The Kitchen Sisters Present

by The Kitchen Sisters & Radiotopia (thekitchensisters@gmail.com) · · · · 12 subscribers

The Kitchen Sisters Present… Stories from the b-side of history. Lost recordings, hidden worlds, people possessed by a sound, a vision, a mission. The episodes tell deeply layered stories, lush with interviews, field recordings and music. From powerhouse producers The Kitchen Sisters (Hidden Kitchens, The Hidden World of Girls, The Sonic Memorial Project, Lost & Found Sound, Fugitive Waves and coming soon… The Keepers). "The Kitchen Sisters have done some of best radio stories ever broadcast" —Ira Glass. The Kitchen Sisters Present is produced in collaboration with Nathan Dalton and Brandi Howell and mixed by Jim McKee. A proud member of Radiotopia, from PRX. Learn more at radiotopia.fm.

In 1948, Bill Hawkins became Cleveland’s first black disc jockey. He had a jiving, rhyming style. People gathered on the street to watch him broadcast from a glass booth at the front of his record store. His popularity grew rapidly.
In 1948, Bill Hawkins became Cleveland’s first black disc jockey. He had a jiving, rhyming style. People gathered on the street to watch him broadcast from a glass booth at the front of his record store. His popularity grew rapidly.
In 1948, Bill Hawkins became Cleveland’s first black disc jockey. He had a jiving, rhyming style. People gathered on the street to watch him broadcast from a glass booth at the front of his record store. His popularity grew rapidly.
Before the availability of the tape recorder and during the 1950s, when vinyl was scarce, ingenious Russians began recording banned bootlegged jazz, boogie woogie and rock 'n' roll on exposed X-ray film salvaged from hospital waste bins and archives.

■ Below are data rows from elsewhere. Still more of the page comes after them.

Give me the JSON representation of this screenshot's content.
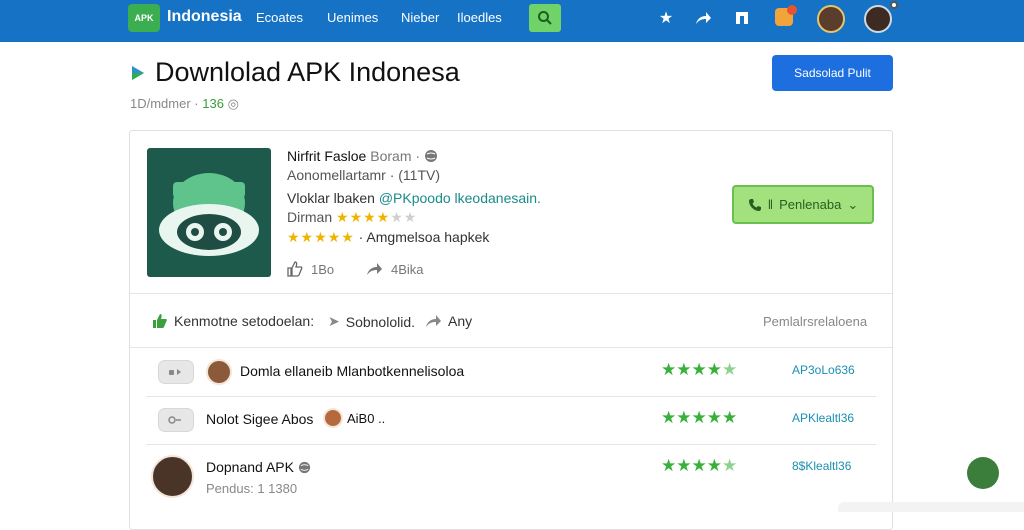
{
  "nav": {
    "logo_text": "APK",
    "brand": "Indonesia",
    "links": [
      "Ecoates",
      "Uenimes",
      "Nieber",
      "Iloedles"
    ]
  },
  "header": {
    "title": "Downlolad APK Indonesa",
    "meta_prefix": "1D/mdmer ·",
    "meta_num": "136",
    "meta_suffix": "◎",
    "primary_button": "Sadsolad Pulit"
  },
  "app": {
    "name": "Nirfrit Fasloe",
    "name_sub": "Boram ·",
    "line1": "Aonomellartamr · (11TV)",
    "line2_prefix": "Vloklar lbaken",
    "line2_link": "@PKpoodo lkeodanesain.",
    "line3_label": "Dirman",
    "line3_stars": "★★★★",
    "line3_dim": "★★",
    "line4_stars": "★★★★★",
    "line4_text": "· Amgmelsoa hapkek",
    "likes": "1Bo",
    "shares": "4Bika",
    "install_button": "Penlenaba"
  },
  "filter": {
    "label": "Kenmotne setodoelan:",
    "option1": "Sobnololid.",
    "option2": "Any",
    "right": "Pemlalrsrelaloena"
  },
  "rows": [
    {
      "title": "Domla ellaneib Mlanbotkennelisoloa",
      "stars": "★★★★",
      "stars_dim": "★",
      "link": "AP3oLo636"
    },
    {
      "title": "Nolot Sigee Abos",
      "title_extra": "AiB0 ..",
      "stars": "★★★★★",
      "stars_dim": "",
      "link": "APKlealtl36"
    },
    {
      "title": "Dopnand APK",
      "sub": "Pendus: 1 1380",
      "stars": "★★★★",
      "stars_dim": "★",
      "link": "8$Klealtl36"
    }
  ],
  "colors": {
    "topbar": "#1672c4",
    "primary": "#1d6fe0",
    "install": "#a3e07e",
    "stars_yellow": "#f0b400",
    "stars_green": "#3ab03a"
  },
  "icons": [
    "star-icon",
    "share-icon",
    "bookmark-icon",
    "chat-icon",
    "search-icon",
    "globe-icon",
    "like-icon",
    "download-icon",
    "phone-icon",
    "chevron-down-icon"
  ]
}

Before the availability of the tape recorder and during the 1950s, when vinyl was scarce, ingenious Russians began recording banned bootlegged jazz, boogie woogie and rock 'n' roll on exposed X-ray film salvaged from hospital waste bins and archives.
Before the availability of the tape recorder and during the 1950s, when vinyl was scarce, ingenious Russians began recording banned bootlegged jazz, boogie woogie and rock 'n' roll on exposed X-ray film salvaged from hospital waste bins and archives.

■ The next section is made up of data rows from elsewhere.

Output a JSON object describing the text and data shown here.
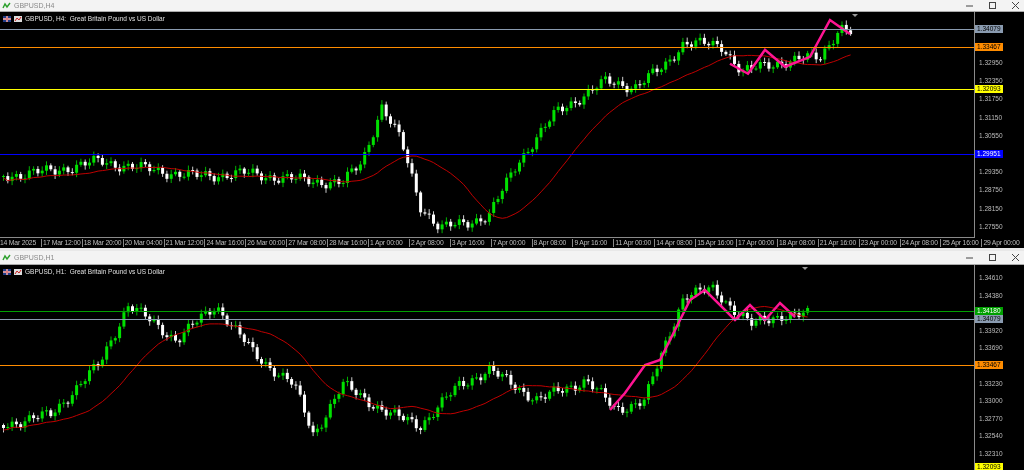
{
  "windows": [
    {
      "title": "GBPUSD,H4",
      "header": "GBPUSD, H4:  Great Britain Pound vs US Dollar",
      "price_ticks": [
        "1.32950",
        "1.32350",
        "1.31750",
        "1.31150",
        "1.30550",
        "1.29350",
        "1.28750",
        "1.28150",
        "1.27550"
      ],
      "levels": [
        {
          "price": "1.34079",
          "color": "#8a9bb0"
        },
        {
          "price": "1.33467",
          "color": "#ff8c00"
        },
        {
          "price": "1.32093",
          "color": "#ffff00"
        },
        {
          "price": "1.29951",
          "color": "#0000ff"
        }
      ],
      "time_ticks": [
        "14 Mar 2025",
        "17 Mar 12:00",
        "18 Mar 20:00",
        "20 Mar 04:00",
        "21 Mar 12:00",
        "24 Mar 16:00",
        "26 Mar 00:00",
        "27 Mar 08:00",
        "28 Mar 16:00",
        "1 Apr 00:00",
        "2 Apr 08:00",
        "3 Apr 16:00",
        "7 Apr 00:00",
        "8 Apr 08:00",
        "9 Apr 16:00",
        "11 Apr 00:00",
        "14 Apr 08:00",
        "15 Apr 16:00",
        "17 Apr 00:00",
        "18 Apr 08:00",
        "21 Apr 16:00",
        "23 Apr 00:00",
        "24 Apr 08:00",
        "25 Apr 16:00",
        "29 Apr 00:00"
      ]
    },
    {
      "title": "GBPUSD,H1",
      "header": "GBPUSD, H1:  Great Britain Pound vs US Dollar",
      "price_ticks": [
        "1.34610",
        "1.34380",
        "1.33920",
        "1.33690",
        "1.33230",
        "1.33000",
        "1.32770",
        "1.32540",
        "1.32310"
      ],
      "levels": [
        {
          "price": "1.34180",
          "color": "#00a000"
        },
        {
          "price": "1.34079",
          "color": "#8a9bb0"
        },
        {
          "price": "1.33467",
          "color": "#ff8c00"
        },
        {
          "price": "1.32093",
          "color": "#ffff00"
        }
      ]
    }
  ]
}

36 36 – Tupperware Dec. 8, 2015
"Somewhere in the world there's a Tupperware Party starting every 10 seconds." And we're going to one with The Kitchen Sisters.
36 36 – Tupperware Dec. 8, 2015
"Somewhere in the world there's a Tupperware Party starting every 10 seconds." And we're going to one with The Kitchen Sisters.
36 36 – Tupperware Dec. 8, 2015
"Somewhere in the world there's a Tupperware Party starting every 10 seconds." And we're going to one with The Kitchen Sisters.
We go behind the scenes, into rehearsals, sound checks, and the making of Way to Blue, a tribute to Nick Drake.
We go behind the scenes, into rehearsals, sound checks, and the making of Way to Blue, a tribute to Nick Drake.
We go behind the scenes, into rehearsals, sound checks, and the making of Way to Blue, a tribute to Nick Drake.
Michael Baronowski was a 19-year-old Marine when he landed in Vietnam in 1966. He brought with him a reel-to-reel tape recorder and used it to record audio letters for his family back in Norristown, Pennsylvania. He was killed in action in 1967.
Michael Baronowski was a 19-year-old Marine when he landed in Vietnam in 1966. He brought with him a reel-to-reel tape recorder and used it to record audio letters for his family back in Norristown, Pennsylvania. He was killed in action in 1967.
Michael Baronowski was a 19-year-old Marine when he landed in Vietnam in 1966. He brought with him a reel-to-reel tape recorder and used it to record audio letters for his family back in Norristown, Pennsylvania. He was killed in action in 1967.
An all-girl radio station in Memphis—set against the backdrop of the civil rights movement, the women's movement, Vietnam, and the death of Martin Luther King—the story of WHER continues following the women who pioneered in broadcasting as they head in...
An all-girl radio station in Memphis—set against the backdrop of the civil rights movement, the women's movement, Vietnam, and the death of Martin Luther King—the story of WHER continues following the women who pioneered in broadcasting as they head in...
An all-girl radio station in Memphis—set against the backdrop of the civil rights movement, the women's movement, Vietnam, and the death of Martin Luther King—the story of WHER continues following the women who pioneered in broadcasting as they head in...
When Sam Phillips sold Elvis' contract in 1955 he used the money to start an all girl radio station in Memphis, TN. Set in a pink, plush studio in the nations's third Holiday Inn, it was a novelty—but not for long.
When Sam Phillips sold Elvis' contract in 1955 he used the money to start an all girl radio station in Memphis, TN. Set in a pink, plush studio in the nations's third Holiday Inn, it was a novelty—but not for long.